SOURCE RECORDS
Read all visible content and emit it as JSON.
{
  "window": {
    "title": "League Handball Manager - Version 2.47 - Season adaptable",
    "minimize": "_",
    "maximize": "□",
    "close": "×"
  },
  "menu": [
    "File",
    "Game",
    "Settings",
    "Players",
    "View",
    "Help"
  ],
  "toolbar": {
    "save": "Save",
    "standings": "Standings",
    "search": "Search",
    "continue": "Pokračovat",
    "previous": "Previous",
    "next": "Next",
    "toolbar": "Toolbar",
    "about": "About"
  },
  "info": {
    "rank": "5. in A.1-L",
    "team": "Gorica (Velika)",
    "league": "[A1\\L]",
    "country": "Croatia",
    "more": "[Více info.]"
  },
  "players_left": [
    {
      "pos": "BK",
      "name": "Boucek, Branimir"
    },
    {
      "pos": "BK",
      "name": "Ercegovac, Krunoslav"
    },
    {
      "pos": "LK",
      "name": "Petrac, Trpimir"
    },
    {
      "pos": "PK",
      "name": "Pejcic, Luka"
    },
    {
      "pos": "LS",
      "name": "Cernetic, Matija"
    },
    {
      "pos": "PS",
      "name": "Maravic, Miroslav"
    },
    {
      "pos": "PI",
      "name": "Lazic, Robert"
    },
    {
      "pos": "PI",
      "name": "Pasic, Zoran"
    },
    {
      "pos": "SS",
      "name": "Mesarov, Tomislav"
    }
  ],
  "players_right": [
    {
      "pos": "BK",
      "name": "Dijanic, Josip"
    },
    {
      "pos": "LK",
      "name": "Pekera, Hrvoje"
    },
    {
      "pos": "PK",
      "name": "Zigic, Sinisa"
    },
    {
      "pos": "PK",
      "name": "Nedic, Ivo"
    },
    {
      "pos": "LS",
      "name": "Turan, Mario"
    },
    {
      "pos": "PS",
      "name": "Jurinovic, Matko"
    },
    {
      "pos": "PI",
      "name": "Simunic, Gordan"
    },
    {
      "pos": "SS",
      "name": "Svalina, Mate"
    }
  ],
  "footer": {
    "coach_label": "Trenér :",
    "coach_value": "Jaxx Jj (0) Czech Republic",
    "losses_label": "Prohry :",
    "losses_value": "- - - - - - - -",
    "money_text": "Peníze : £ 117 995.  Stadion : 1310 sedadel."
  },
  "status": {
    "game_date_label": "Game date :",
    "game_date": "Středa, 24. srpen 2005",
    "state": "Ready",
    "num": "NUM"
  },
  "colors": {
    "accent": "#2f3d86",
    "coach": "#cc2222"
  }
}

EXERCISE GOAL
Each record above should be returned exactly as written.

EXERCISE RESPONSE
Read all visible content and emit it as JSON.
{
  "window": {
    "title": "League Handball Manager - Version 2.47 - Season adaptable",
    "minimize": "_",
    "maximize": "□",
    "close": "×"
  },
  "menu": [
    "File",
    "Game",
    "Settings",
    "Players",
    "View",
    "Help"
  ],
  "toolbar": {
    "save": "Save",
    "standings": "Standings",
    "search": "Search",
    "continue": "Pokračovat",
    "previous": "Previous",
    "next": "Next",
    "toolbar": "Toolbar",
    "about": "About"
  },
  "info": {
    "rank": "5. in A.1-L",
    "team": "Gorica (Velika)",
    "league": "[A1\\L]",
    "country": "Croatia",
    "more": "[Více info.]"
  },
  "players_left": [
    {
      "pos": "BK",
      "name": "Boucek, Branimir"
    },
    {
      "pos": "BK",
      "name": "Ercegovac, Krunoslav"
    },
    {
      "pos": "LK",
      "name": "Petrac, Trpimir"
    },
    {
      "pos": "PK",
      "name": "Pejcic, Luka"
    },
    {
      "pos": "LS",
      "name": "Cernetic, Matija"
    },
    {
      "pos": "PS",
      "name": "Maravic, Miroslav"
    },
    {
      "pos": "PI",
      "name": "Lazic, Robert"
    },
    {
      "pos": "PI",
      "name": "Pasic, Zoran"
    },
    {
      "pos": "SS",
      "name": "Mesarov, Tomislav"
    }
  ],
  "players_right": [
    {
      "pos": "BK",
      "name": "Dijanic, Josip"
    },
    {
      "pos": "LK",
      "name": "Pekera, Hrvoje"
    },
    {
      "pos": "PK",
      "name": "Zigic, Sinisa"
    },
    {
      "pos": "PK",
      "name": "Nedic, Ivo"
    },
    {
      "pos": "LS",
      "name": "Turan, Mario"
    },
    {
      "pos": "PS",
      "name": "Jurinovic, Matko"
    },
    {
      "pos": "PI",
      "name": "Simunic, Gordan"
    },
    {
      "pos": "SS",
      "name": "Svalina, Mate"
    }
  ],
  "footer": {
    "coach_label": "Trenér :",
    "coach_value": "Jaxx Jj (0) Czech Republic",
    "losses_label": "Prohry :",
    "losses_value": "- - - - - - - -",
    "money_text": "Peníze : £ 117 995.  Stadion : 1310 sedadel."
  },
  "status": {
    "game_date_label": "Game date :",
    "game_date": "Středa, 24. srpen 2005",
    "state": "Ready",
    "num": "NUM"
  },
  "colors": {
    "accent": "#2f3d86",
    "coach": "#cc2222"
  }
}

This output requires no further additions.